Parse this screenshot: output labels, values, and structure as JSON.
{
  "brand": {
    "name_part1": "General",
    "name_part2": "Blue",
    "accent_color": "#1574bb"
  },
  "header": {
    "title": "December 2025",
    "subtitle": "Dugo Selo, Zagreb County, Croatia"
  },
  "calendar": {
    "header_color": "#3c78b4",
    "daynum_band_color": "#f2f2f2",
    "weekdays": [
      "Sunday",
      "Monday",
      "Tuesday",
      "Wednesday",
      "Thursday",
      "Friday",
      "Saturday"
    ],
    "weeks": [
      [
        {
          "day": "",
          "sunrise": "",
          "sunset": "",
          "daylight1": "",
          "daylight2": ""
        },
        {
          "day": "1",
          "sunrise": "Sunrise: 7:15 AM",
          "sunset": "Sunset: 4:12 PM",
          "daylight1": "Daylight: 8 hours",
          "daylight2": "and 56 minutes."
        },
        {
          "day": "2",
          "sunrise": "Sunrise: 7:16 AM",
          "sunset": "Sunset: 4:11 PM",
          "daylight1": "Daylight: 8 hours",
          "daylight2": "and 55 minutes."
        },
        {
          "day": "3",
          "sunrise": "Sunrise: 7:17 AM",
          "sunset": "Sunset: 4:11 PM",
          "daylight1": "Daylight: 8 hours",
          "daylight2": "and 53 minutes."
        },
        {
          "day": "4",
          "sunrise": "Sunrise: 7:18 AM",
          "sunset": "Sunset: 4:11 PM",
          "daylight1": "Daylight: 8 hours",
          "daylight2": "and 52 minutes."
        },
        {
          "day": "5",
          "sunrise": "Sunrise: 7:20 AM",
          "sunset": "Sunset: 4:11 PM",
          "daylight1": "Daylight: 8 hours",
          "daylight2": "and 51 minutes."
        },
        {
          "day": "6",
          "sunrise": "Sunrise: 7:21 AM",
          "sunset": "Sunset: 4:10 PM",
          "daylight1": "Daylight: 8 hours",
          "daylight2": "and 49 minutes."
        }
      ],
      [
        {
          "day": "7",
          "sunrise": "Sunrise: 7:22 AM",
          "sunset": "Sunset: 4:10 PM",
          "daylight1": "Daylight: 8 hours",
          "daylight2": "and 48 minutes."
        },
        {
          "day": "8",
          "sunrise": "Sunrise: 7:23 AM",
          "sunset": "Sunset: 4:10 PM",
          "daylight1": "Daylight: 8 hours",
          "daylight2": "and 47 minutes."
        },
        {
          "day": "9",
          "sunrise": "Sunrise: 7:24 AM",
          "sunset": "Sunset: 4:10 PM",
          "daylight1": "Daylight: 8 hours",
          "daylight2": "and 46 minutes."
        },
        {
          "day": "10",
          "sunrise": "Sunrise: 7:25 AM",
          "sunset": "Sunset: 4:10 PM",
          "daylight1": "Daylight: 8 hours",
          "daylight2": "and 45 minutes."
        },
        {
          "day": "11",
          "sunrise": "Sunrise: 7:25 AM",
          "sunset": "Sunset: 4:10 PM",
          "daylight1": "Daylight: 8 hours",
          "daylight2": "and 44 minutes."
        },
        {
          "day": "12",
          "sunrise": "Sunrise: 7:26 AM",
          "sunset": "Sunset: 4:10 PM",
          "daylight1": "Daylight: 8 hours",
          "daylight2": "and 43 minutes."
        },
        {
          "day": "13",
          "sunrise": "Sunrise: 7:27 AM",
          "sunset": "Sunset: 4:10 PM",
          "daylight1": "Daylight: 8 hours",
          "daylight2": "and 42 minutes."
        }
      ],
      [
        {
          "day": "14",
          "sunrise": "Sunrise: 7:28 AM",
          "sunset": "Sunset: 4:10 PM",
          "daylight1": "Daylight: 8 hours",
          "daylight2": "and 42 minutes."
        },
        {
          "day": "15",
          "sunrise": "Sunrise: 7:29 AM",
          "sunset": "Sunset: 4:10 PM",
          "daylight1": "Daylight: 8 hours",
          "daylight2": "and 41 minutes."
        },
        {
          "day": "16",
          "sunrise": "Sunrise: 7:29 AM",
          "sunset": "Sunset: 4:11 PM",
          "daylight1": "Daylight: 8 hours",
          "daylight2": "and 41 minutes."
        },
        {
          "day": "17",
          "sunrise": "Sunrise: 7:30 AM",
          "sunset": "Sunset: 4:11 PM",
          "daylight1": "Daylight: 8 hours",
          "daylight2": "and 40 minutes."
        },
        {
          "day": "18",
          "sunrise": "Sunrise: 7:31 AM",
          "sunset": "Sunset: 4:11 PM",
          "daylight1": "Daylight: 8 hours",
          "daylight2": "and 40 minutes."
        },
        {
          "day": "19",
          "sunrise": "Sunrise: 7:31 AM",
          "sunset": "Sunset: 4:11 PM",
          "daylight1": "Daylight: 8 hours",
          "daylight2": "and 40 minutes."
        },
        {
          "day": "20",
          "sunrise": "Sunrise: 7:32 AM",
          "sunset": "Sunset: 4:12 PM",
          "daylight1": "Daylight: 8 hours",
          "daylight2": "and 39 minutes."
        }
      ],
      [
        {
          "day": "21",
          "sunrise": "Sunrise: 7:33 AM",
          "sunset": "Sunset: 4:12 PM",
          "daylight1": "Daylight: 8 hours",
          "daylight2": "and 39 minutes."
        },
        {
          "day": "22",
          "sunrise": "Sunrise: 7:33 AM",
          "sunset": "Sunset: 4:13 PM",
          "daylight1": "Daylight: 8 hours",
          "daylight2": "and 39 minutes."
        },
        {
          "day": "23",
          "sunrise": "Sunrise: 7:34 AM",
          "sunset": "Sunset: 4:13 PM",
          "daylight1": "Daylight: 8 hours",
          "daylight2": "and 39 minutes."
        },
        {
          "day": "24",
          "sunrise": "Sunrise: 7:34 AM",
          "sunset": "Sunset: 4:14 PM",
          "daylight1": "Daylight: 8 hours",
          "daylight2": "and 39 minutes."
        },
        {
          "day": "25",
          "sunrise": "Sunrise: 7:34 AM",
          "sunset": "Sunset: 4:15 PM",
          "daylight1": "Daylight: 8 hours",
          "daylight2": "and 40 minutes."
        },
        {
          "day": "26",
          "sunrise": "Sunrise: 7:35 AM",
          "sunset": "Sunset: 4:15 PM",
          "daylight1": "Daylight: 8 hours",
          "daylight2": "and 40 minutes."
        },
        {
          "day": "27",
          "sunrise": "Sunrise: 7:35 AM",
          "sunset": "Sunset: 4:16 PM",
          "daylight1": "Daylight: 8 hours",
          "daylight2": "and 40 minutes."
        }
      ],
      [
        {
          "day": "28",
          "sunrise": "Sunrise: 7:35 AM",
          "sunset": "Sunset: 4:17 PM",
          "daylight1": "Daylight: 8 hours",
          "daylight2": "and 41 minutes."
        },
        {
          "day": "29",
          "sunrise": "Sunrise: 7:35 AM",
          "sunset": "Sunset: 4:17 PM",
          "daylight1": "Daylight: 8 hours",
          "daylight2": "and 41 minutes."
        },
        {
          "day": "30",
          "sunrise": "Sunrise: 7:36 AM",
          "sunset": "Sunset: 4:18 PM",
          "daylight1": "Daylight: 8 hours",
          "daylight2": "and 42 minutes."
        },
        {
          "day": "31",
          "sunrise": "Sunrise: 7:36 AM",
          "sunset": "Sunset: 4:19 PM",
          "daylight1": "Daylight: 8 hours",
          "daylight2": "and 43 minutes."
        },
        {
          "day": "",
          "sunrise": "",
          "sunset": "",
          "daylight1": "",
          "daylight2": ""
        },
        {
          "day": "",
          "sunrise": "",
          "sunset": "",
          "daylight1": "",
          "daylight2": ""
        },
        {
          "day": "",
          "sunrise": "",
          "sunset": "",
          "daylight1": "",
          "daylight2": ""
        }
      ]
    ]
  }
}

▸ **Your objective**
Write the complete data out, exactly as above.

▸ **Answer**
Parse this screenshot: output labels, values, and structure as JSON.
{
  "brand": {
    "name_part1": "General",
    "name_part2": "Blue",
    "accent_color": "#1574bb"
  },
  "header": {
    "title": "December 2025",
    "subtitle": "Dugo Selo, Zagreb County, Croatia"
  },
  "calendar": {
    "header_color": "#3c78b4",
    "daynum_band_color": "#f2f2f2",
    "weekdays": [
      "Sunday",
      "Monday",
      "Tuesday",
      "Wednesday",
      "Thursday",
      "Friday",
      "Saturday"
    ],
    "weeks": [
      [
        {
          "day": "",
          "sunrise": "",
          "sunset": "",
          "daylight1": "",
          "daylight2": ""
        },
        {
          "day": "1",
          "sunrise": "Sunrise: 7:15 AM",
          "sunset": "Sunset: 4:12 PM",
          "daylight1": "Daylight: 8 hours",
          "daylight2": "and 56 minutes."
        },
        {
          "day": "2",
          "sunrise": "Sunrise: 7:16 AM",
          "sunset": "Sunset: 4:11 PM",
          "daylight1": "Daylight: 8 hours",
          "daylight2": "and 55 minutes."
        },
        {
          "day": "3",
          "sunrise": "Sunrise: 7:17 AM",
          "sunset": "Sunset: 4:11 PM",
          "daylight1": "Daylight: 8 hours",
          "daylight2": "and 53 minutes."
        },
        {
          "day": "4",
          "sunrise": "Sunrise: 7:18 AM",
          "sunset": "Sunset: 4:11 PM",
          "daylight1": "Daylight: 8 hours",
          "daylight2": "and 52 minutes."
        },
        {
          "day": "5",
          "sunrise": "Sunrise: 7:20 AM",
          "sunset": "Sunset: 4:11 PM",
          "daylight1": "Daylight: 8 hours",
          "daylight2": "and 51 minutes."
        },
        {
          "day": "6",
          "sunrise": "Sunrise: 7:21 AM",
          "sunset": "Sunset: 4:10 PM",
          "daylight1": "Daylight: 8 hours",
          "daylight2": "and 49 minutes."
        }
      ],
      [
        {
          "day": "7",
          "sunrise": "Sunrise: 7:22 AM",
          "sunset": "Sunset: 4:10 PM",
          "daylight1": "Daylight: 8 hours",
          "daylight2": "and 48 minutes."
        },
        {
          "day": "8",
          "sunrise": "Sunrise: 7:23 AM",
          "sunset": "Sunset: 4:10 PM",
          "daylight1": "Daylight: 8 hours",
          "daylight2": "and 47 minutes."
        },
        {
          "day": "9",
          "sunrise": "Sunrise: 7:24 AM",
          "sunset": "Sunset: 4:10 PM",
          "daylight1": "Daylight: 8 hours",
          "daylight2": "and 46 minutes."
        },
        {
          "day": "10",
          "sunrise": "Sunrise: 7:25 AM",
          "sunset": "Sunset: 4:10 PM",
          "daylight1": "Daylight: 8 hours",
          "daylight2": "and 45 minutes."
        },
        {
          "day": "11",
          "sunrise": "Sunrise: 7:25 AM",
          "sunset": "Sunset: 4:10 PM",
          "daylight1": "Daylight: 8 hours",
          "daylight2": "and 44 minutes."
        },
        {
          "day": "12",
          "sunrise": "Sunrise: 7:26 AM",
          "sunset": "Sunset: 4:10 PM",
          "daylight1": "Daylight: 8 hours",
          "daylight2": "and 43 minutes."
        },
        {
          "day": "13",
          "sunrise": "Sunrise: 7:27 AM",
          "sunset": "Sunset: 4:10 PM",
          "daylight1": "Daylight: 8 hours",
          "daylight2": "and 42 minutes."
        }
      ],
      [
        {
          "day": "14",
          "sunrise": "Sunrise: 7:28 AM",
          "sunset": "Sunset: 4:10 PM",
          "daylight1": "Daylight: 8 hours",
          "daylight2": "and 42 minutes."
        },
        {
          "day": "15",
          "sunrise": "Sunrise: 7:29 AM",
          "sunset": "Sunset: 4:10 PM",
          "daylight1": "Daylight: 8 hours",
          "daylight2": "and 41 minutes."
        },
        {
          "day": "16",
          "sunrise": "Sunrise: 7:29 AM",
          "sunset": "Sunset: 4:11 PM",
          "daylight1": "Daylight: 8 hours",
          "daylight2": "and 41 minutes."
        },
        {
          "day": "17",
          "sunrise": "Sunrise: 7:30 AM",
          "sunset": "Sunset: 4:11 PM",
          "daylight1": "Daylight: 8 hours",
          "daylight2": "and 40 minutes."
        },
        {
          "day": "18",
          "sunrise": "Sunrise: 7:31 AM",
          "sunset": "Sunset: 4:11 PM",
          "daylight1": "Daylight: 8 hours",
          "daylight2": "and 40 minutes."
        },
        {
          "day": "19",
          "sunrise": "Sunrise: 7:31 AM",
          "sunset": "Sunset: 4:11 PM",
          "daylight1": "Daylight: 8 hours",
          "daylight2": "and 40 minutes."
        },
        {
          "day": "20",
          "sunrise": "Sunrise: 7:32 AM",
          "sunset": "Sunset: 4:12 PM",
          "daylight1": "Daylight: 8 hours",
          "daylight2": "and 39 minutes."
        }
      ],
      [
        {
          "day": "21",
          "sunrise": "Sunrise: 7:33 AM",
          "sunset": "Sunset: 4:12 PM",
          "daylight1": "Daylight: 8 hours",
          "daylight2": "and 39 minutes."
        },
        {
          "day": "22",
          "sunrise": "Sunrise: 7:33 AM",
          "sunset": "Sunset: 4:13 PM",
          "daylight1": "Daylight: 8 hours",
          "daylight2": "and 39 minutes."
        },
        {
          "day": "23",
          "sunrise": "Sunrise: 7:34 AM",
          "sunset": "Sunset: 4:13 PM",
          "daylight1": "Daylight: 8 hours",
          "daylight2": "and 39 minutes."
        },
        {
          "day": "24",
          "sunrise": "Sunrise: 7:34 AM",
          "sunset": "Sunset: 4:14 PM",
          "daylight1": "Daylight: 8 hours",
          "daylight2": "and 39 minutes."
        },
        {
          "day": "25",
          "sunrise": "Sunrise: 7:34 AM",
          "sunset": "Sunset: 4:15 PM",
          "daylight1": "Daylight: 8 hours",
          "daylight2": "and 40 minutes."
        },
        {
          "day": "26",
          "sunrise": "Sunrise: 7:35 AM",
          "sunset": "Sunset: 4:15 PM",
          "daylight1": "Daylight: 8 hours",
          "daylight2": "and 40 minutes."
        },
        {
          "day": "27",
          "sunrise": "Sunrise: 7:35 AM",
          "sunset": "Sunset: 4:16 PM",
          "daylight1": "Daylight: 8 hours",
          "daylight2": "and 40 minutes."
        }
      ],
      [
        {
          "day": "28",
          "sunrise": "Sunrise: 7:35 AM",
          "sunset": "Sunset: 4:17 PM",
          "daylight1": "Daylight: 8 hours",
          "daylight2": "and 41 minutes."
        },
        {
          "day": "29",
          "sunrise": "Sunrise: 7:35 AM",
          "sunset": "Sunset: 4:17 PM",
          "daylight1": "Daylight: 8 hours",
          "daylight2": "and 41 minutes."
        },
        {
          "day": "30",
          "sunrise": "Sunrise: 7:36 AM",
          "sunset": "Sunset: 4:18 PM",
          "daylight1": "Daylight: 8 hours",
          "daylight2": "and 42 minutes."
        },
        {
          "day": "31",
          "sunrise": "Sunrise: 7:36 AM",
          "sunset": "Sunset: 4:19 PM",
          "daylight1": "Daylight: 8 hours",
          "daylight2": "and 43 minutes."
        },
        {
          "day": "",
          "sunrise": "",
          "sunset": "",
          "daylight1": "",
          "daylight2": ""
        },
        {
          "day": "",
          "sunrise": "",
          "sunset": "",
          "daylight1": "",
          "daylight2": ""
        },
        {
          "day": "",
          "sunrise": "",
          "sunset": "",
          "daylight1": "",
          "daylight2": ""
        }
      ]
    ]
  }
}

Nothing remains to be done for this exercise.